(Records contained in a dataset)
==========
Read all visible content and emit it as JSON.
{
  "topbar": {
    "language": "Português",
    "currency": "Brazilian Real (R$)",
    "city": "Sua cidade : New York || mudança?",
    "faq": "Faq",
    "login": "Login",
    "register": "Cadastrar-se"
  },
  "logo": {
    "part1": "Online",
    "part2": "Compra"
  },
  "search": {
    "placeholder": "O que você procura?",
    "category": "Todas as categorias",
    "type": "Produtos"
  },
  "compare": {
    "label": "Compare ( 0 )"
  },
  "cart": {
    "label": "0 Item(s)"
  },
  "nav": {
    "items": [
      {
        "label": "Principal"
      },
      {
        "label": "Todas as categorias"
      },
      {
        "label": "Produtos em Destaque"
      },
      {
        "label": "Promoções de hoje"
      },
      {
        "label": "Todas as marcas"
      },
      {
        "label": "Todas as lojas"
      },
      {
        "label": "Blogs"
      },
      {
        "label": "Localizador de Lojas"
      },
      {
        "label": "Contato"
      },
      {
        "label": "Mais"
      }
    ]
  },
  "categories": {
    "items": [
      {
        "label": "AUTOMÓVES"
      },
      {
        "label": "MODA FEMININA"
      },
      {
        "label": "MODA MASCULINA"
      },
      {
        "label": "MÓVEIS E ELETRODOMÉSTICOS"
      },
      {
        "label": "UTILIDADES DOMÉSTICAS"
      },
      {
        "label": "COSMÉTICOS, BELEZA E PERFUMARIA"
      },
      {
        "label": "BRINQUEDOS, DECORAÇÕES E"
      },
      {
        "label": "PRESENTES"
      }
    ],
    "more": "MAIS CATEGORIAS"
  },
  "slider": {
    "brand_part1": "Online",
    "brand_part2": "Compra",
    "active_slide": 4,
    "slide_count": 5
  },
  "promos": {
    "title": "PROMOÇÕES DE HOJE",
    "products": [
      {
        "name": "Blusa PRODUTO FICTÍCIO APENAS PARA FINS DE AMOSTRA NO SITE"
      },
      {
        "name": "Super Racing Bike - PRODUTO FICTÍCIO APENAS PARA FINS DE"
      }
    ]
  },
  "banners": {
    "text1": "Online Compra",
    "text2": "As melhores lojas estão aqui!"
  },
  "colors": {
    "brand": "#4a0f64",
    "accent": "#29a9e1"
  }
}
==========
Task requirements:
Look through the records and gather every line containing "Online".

Result of the task:
    "part1": "Online",
    "brand_part1": "Online",
    "text1": "Online Compra",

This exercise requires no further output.